WHAT IS NEEDED -> In the records below, count each line where the word "JSON" appears, and reply with that number only.

App and web page records
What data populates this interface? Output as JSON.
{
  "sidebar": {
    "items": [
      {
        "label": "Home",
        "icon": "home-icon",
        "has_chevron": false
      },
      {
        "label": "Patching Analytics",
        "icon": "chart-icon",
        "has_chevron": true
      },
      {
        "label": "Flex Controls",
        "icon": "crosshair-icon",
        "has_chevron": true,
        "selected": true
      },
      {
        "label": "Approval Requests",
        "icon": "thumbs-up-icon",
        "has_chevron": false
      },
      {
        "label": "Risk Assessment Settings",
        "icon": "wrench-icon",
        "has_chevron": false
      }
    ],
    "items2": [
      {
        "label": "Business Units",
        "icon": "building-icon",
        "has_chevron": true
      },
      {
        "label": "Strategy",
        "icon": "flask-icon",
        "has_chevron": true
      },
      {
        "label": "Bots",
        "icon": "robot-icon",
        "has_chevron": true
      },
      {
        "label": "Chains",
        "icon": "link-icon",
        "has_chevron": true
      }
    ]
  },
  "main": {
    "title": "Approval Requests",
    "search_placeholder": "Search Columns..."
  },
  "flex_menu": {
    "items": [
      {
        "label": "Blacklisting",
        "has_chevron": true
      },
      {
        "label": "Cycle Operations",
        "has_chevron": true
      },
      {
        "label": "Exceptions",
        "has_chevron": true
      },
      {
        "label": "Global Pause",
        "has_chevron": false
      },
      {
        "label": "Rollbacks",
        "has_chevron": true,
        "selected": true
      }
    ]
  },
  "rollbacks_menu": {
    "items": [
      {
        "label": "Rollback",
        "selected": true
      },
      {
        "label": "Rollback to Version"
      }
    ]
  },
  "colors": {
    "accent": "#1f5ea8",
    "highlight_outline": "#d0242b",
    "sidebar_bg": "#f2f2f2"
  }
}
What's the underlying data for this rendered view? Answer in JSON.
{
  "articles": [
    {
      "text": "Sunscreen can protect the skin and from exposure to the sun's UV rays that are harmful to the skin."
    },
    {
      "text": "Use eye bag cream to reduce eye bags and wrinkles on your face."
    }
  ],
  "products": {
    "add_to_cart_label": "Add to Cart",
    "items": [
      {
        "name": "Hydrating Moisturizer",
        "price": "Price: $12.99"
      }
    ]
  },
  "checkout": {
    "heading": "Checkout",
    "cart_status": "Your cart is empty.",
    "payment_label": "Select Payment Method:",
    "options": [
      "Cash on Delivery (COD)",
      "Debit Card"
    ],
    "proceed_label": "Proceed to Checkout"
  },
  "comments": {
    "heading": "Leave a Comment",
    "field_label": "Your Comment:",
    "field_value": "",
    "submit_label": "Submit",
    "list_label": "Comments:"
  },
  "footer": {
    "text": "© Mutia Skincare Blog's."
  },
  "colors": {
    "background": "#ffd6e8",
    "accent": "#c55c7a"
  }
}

TASK SOLUTION -> 2